*** RECORD SET

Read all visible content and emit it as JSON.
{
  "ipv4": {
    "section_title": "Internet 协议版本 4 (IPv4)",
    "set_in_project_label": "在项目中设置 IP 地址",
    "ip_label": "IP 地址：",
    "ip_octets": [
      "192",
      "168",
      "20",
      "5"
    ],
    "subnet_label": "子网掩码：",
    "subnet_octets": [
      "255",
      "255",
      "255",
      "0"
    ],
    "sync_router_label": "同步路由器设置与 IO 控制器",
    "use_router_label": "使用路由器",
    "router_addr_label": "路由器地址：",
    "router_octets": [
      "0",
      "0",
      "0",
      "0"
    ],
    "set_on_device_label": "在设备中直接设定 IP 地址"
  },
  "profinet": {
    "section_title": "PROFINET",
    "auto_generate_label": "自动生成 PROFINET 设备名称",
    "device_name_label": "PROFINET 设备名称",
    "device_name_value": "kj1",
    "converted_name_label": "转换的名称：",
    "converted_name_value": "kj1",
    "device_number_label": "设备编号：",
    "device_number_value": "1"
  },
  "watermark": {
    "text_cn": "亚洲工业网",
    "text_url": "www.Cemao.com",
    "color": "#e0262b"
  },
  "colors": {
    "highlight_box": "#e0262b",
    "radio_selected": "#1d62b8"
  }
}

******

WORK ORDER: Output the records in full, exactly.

RESULT FOR THIS TASK:
Read all visible content and emit it as JSON.
{
  "ipv4": {
    "section_title": "Internet 协议版本 4 (IPv4)",
    "set_in_project_label": "在项目中设置 IP 地址",
    "ip_label": "IP 地址：",
    "ip_octets": [
      "192",
      "168",
      "20",
      "5"
    ],
    "subnet_label": "子网掩码：",
    "subnet_octets": [
      "255",
      "255",
      "255",
      "0"
    ],
    "sync_router_label": "同步路由器设置与 IO 控制器",
    "use_router_label": "使用路由器",
    "router_addr_label": "路由器地址：",
    "router_octets": [
      "0",
      "0",
      "0",
      "0"
    ],
    "set_on_device_label": "在设备中直接设定 IP 地址"
  },
  "profinet": {
    "section_title": "PROFINET",
    "auto_generate_label": "自动生成 PROFINET 设备名称",
    "device_name_label": "PROFINET 设备名称",
    "device_name_value": "kj1",
    "converted_name_label": "转换的名称：",
    "converted_name_value": "kj1",
    "device_number_label": "设备编号：",
    "device_number_value": "1"
  },
  "watermark": {
    "text_cn": "亚洲工业网",
    "text_url": "www.Cemao.com",
    "color": "#e0262b"
  },
  "colors": {
    "highlight_box": "#e0262b",
    "radio_selected": "#1d62b8"
  }
}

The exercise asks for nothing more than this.